Liverpool Sandon Hospitality Packages include tickets to the Anfield Road stand, drinks and food at reception, post-match refreshments, match program and hotel accommodation. Upgrades are also available.
Remember that packages are not sold for exact dates but for fixtures. League schedules are subject to change, so make sure all travel arrangements allow for this.
See cassidytravel.ie/sports-breakscall 01 877-9853 or email email@example.com for more details.
Match day tips & stadium tours
Taxis or Ubers cost around £8-£10 (€9.55-€11.94) from the city center and there are several bus options including the 917 express service from St John’s Lane opposite Lime Street Station. It starts about three hours before kick-off.
top tip? get there early Eat a cake, sip a pint, chat with the locals and feel the excitement build. Bring some cash (sterling) – Anfield is a cashless stadium but many of the vendors outside selling scarves, zines and such are not.
In winter the stadiums can get wet, windy and cold so bring layers, a hat, thick socks or boots and gloves to keep your hands cool. Also useful are some energy bars, water (in a plastic bottle) and a marker (if there is an autograph opportunity). See thisisanfield.com for more tips.
You can also book stadium tours of Anfield, including dressing rooms, dugout, kop and museum, from £23/£14 (€27.46/€16.71). Guided tours are offered on matchdays but are more expensive at £25/£18 (€29.85/€21.49) and for obvious reasons do not include dressing rooms or press rooms. stadiumtours.liverpoolfc.com
Official tickets and trips
It is possible to buy tickets direct (from £9-£59/€10.74-€70.43; Liverpoolfc.com) and Ryanair flies from Dublin to Liverpool (ryanair.com); Ferry ride is also an option.
However, tickets to games will be sold first to members and season ticket holders, with a limited number going on sale about a week before the games.
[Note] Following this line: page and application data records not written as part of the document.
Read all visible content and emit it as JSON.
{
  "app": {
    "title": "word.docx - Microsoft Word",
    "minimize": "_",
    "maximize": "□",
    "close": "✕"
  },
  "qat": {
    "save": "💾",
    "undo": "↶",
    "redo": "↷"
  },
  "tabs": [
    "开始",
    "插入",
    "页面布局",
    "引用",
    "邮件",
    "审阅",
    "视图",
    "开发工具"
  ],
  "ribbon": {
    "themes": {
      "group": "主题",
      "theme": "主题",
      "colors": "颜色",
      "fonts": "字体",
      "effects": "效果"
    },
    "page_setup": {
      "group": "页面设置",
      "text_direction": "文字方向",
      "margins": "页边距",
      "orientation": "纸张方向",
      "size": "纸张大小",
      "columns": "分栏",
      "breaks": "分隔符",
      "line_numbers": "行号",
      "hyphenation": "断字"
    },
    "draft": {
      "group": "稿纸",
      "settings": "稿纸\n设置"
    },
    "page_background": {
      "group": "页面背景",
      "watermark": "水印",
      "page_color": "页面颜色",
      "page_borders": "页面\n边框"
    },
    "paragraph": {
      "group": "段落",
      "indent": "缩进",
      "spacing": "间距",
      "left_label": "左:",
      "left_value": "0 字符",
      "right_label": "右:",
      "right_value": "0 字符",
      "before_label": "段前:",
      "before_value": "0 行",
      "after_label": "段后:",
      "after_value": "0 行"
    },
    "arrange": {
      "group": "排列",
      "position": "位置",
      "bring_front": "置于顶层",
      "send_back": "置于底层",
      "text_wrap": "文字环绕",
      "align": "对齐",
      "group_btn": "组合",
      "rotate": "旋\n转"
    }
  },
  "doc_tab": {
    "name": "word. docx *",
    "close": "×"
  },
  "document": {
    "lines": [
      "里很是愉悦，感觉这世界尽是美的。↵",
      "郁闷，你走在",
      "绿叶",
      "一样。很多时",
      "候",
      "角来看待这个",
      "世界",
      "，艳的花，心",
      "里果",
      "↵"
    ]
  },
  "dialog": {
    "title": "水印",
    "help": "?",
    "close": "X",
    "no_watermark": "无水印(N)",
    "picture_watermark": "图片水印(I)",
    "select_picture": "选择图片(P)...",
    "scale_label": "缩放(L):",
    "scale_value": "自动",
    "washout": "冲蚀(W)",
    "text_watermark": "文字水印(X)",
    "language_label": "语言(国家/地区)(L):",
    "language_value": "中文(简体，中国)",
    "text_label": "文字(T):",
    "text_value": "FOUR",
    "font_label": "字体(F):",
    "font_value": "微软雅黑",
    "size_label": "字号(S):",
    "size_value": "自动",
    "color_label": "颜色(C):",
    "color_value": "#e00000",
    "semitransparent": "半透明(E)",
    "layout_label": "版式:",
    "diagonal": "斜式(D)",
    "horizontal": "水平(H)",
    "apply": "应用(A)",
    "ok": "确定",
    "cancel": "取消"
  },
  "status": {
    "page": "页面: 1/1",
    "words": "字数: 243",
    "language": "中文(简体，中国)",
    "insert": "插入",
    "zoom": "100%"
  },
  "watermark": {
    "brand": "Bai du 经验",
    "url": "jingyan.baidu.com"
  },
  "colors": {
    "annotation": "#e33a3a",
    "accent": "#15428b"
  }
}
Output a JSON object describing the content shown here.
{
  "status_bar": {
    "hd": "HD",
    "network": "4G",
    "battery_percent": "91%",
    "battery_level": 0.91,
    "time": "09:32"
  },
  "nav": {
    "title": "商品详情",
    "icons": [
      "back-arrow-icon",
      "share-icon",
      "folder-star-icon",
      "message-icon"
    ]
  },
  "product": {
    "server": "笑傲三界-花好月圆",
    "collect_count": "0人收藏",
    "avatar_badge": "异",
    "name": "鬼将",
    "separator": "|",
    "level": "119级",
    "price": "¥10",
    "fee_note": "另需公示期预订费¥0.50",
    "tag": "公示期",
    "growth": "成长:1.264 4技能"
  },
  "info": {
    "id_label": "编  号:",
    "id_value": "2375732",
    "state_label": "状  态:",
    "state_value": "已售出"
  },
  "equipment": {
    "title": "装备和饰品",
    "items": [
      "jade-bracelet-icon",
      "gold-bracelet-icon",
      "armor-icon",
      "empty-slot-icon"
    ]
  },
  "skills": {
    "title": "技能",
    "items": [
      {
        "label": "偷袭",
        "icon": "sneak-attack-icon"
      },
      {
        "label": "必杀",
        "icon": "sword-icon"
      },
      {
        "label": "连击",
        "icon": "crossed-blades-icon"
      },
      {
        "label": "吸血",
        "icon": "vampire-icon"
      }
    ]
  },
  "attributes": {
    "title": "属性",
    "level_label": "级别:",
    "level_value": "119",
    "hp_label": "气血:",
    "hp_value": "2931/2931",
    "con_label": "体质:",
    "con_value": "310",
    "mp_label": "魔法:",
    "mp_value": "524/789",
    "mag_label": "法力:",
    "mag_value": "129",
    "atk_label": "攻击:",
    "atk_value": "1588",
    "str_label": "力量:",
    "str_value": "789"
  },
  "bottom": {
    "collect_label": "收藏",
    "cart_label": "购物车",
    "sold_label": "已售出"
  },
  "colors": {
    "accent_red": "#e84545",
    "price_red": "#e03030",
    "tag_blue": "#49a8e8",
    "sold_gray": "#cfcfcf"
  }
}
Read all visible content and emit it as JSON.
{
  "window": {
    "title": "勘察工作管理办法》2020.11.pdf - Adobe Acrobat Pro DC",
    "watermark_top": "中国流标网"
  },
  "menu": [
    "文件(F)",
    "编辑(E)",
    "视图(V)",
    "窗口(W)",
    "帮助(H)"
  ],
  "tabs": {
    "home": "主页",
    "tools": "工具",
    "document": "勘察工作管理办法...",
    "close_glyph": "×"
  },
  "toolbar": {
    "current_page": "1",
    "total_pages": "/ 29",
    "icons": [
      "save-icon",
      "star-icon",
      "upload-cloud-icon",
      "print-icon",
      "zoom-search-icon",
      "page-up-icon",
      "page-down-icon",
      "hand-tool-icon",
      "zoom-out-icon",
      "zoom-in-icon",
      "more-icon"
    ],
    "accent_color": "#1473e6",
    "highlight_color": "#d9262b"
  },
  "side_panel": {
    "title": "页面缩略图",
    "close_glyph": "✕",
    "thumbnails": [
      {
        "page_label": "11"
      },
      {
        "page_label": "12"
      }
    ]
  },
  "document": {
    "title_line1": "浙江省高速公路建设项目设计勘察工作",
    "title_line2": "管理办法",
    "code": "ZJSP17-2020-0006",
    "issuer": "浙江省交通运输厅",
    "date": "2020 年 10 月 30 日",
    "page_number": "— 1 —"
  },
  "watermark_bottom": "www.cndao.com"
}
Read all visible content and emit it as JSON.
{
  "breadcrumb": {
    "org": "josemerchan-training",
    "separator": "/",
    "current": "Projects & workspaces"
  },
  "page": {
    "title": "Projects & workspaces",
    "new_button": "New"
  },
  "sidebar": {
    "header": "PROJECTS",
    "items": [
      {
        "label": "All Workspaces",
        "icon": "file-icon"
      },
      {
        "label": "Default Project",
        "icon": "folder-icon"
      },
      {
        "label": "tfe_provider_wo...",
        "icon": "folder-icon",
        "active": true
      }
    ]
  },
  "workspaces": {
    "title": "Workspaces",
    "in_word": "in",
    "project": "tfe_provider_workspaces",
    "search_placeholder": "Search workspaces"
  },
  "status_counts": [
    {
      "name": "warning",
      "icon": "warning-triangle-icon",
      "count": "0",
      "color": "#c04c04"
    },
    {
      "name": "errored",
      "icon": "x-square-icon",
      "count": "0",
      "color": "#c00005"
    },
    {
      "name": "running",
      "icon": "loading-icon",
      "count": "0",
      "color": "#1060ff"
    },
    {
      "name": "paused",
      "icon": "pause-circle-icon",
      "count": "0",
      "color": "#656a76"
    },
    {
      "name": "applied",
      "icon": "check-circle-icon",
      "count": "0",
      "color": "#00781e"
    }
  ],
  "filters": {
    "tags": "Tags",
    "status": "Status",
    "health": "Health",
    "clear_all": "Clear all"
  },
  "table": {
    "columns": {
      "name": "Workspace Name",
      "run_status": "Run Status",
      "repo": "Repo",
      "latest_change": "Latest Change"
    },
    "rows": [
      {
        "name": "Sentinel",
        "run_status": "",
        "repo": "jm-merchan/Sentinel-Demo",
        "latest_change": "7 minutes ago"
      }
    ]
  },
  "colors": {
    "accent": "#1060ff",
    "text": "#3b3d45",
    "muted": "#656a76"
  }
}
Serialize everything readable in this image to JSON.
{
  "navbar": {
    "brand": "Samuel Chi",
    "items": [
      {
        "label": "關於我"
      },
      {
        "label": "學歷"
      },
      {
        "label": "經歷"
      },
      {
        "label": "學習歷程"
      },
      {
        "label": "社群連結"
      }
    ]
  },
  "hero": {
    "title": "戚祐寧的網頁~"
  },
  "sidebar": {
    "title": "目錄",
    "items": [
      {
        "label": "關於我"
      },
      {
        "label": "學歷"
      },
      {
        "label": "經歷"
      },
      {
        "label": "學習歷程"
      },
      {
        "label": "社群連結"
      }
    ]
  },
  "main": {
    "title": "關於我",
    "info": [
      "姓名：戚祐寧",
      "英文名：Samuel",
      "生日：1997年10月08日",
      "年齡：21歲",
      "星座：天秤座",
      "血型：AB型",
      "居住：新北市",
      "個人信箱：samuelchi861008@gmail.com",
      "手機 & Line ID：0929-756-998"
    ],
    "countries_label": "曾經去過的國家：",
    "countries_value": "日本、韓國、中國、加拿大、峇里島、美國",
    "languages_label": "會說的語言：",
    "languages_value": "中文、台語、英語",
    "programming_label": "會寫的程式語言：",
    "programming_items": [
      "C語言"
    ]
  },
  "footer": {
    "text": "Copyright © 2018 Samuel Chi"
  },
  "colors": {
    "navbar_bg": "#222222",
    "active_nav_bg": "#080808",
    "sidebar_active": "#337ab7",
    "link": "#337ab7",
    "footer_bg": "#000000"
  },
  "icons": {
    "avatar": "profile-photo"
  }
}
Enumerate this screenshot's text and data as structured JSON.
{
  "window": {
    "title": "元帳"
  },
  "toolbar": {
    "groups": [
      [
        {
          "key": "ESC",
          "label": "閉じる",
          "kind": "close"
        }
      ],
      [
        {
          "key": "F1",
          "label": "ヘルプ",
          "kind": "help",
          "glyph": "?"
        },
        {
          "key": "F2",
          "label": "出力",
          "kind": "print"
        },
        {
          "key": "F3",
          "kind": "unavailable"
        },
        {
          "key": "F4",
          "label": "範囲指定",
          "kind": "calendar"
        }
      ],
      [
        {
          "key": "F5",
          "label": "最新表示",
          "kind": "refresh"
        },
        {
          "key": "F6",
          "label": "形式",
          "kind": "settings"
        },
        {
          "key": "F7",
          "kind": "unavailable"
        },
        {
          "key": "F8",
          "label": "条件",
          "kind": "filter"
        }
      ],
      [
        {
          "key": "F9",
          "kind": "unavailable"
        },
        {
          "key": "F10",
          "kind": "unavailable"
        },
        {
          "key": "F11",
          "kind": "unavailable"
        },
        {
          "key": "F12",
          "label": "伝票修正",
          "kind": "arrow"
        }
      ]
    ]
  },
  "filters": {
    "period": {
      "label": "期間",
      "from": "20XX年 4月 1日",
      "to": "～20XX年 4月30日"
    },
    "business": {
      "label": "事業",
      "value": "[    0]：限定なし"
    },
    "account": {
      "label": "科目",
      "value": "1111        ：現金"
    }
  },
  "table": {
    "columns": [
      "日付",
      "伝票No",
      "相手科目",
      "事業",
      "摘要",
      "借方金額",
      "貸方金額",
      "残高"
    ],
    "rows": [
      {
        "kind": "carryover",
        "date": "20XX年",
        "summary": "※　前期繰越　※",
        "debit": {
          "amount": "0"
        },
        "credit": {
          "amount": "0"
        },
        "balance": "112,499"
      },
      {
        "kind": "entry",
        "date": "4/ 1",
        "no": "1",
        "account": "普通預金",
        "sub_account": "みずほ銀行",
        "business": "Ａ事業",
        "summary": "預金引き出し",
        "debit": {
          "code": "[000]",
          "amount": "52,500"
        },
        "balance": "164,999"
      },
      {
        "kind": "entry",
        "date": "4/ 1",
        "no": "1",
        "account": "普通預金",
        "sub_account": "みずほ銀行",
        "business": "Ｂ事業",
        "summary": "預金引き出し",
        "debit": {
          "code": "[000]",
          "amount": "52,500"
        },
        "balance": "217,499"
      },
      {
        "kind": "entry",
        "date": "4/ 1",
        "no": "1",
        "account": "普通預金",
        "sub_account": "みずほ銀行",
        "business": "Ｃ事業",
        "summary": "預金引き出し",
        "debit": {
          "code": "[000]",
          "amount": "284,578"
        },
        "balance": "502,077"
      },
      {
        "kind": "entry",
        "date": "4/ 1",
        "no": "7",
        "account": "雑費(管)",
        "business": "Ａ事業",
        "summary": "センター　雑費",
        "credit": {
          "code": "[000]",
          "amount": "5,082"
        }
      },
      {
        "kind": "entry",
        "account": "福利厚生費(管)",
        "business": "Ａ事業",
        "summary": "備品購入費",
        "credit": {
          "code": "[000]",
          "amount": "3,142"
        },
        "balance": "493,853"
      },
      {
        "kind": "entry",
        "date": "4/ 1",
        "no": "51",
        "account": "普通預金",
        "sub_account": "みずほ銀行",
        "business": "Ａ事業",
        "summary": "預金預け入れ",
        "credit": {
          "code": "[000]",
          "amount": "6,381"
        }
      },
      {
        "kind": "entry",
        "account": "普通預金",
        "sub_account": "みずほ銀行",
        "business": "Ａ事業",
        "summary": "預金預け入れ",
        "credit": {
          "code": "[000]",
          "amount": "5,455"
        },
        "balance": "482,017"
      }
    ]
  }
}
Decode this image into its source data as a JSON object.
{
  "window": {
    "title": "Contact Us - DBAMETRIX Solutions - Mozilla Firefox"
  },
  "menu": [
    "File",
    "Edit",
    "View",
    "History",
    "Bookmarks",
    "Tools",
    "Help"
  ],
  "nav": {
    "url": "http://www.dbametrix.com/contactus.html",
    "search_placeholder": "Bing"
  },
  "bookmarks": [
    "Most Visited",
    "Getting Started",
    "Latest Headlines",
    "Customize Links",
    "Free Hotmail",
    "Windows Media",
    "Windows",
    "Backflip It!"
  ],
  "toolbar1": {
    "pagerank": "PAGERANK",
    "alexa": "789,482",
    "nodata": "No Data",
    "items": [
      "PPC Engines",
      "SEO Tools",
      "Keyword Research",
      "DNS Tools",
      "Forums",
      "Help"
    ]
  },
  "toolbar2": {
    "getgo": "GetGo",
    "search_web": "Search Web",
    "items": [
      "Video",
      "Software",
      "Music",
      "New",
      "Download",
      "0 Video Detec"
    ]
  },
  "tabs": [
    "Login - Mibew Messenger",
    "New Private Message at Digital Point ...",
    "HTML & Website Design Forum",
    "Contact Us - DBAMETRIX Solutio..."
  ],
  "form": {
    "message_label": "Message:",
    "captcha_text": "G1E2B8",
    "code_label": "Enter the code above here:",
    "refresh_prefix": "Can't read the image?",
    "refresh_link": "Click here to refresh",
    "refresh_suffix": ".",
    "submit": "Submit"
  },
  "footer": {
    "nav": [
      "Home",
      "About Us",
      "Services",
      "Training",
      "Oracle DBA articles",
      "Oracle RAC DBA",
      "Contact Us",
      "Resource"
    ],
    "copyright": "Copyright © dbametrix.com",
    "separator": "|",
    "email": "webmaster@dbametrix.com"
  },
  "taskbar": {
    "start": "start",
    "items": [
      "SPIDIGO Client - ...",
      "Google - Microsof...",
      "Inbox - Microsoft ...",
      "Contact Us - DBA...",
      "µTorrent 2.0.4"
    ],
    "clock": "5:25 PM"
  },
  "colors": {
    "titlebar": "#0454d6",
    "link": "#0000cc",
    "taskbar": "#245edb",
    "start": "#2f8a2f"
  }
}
For a one off trip, we thought it would be safer (and certainly a lot easier) to book a package.
See Visit liverpool.com for more things to do in town.
Note: All prices and availability subject to change
Netflix’s Drive to Survive poured oil on Formula 1’s popularity and gave sports fans a lifeline in lockdown. Venues for the 2023 Grand Prix range from Silverstone to Las Vegas.
The Irish rugby team travel to Cardiff, Rome and Edinburgh for the 2023 Six Nations. Next year the Rugby World Cup will be held in France, for which packages are also available.
Would you like to watch an exotic sport at home? The Aer Lingus College Classic brings Notre Dame vs. Navy and Northwestern vs. Nebraska to Dublin on August 26th and 27th.
https://www.independent.ie/life/travel/europe/one-young-fans-bucket-list-trip-to-see-a-liverpool-fc-game-and-why-match-break-travel-is-booming-41888190.html A young fan’s bucket list trip to a Liverpool game – and why match break trips are booming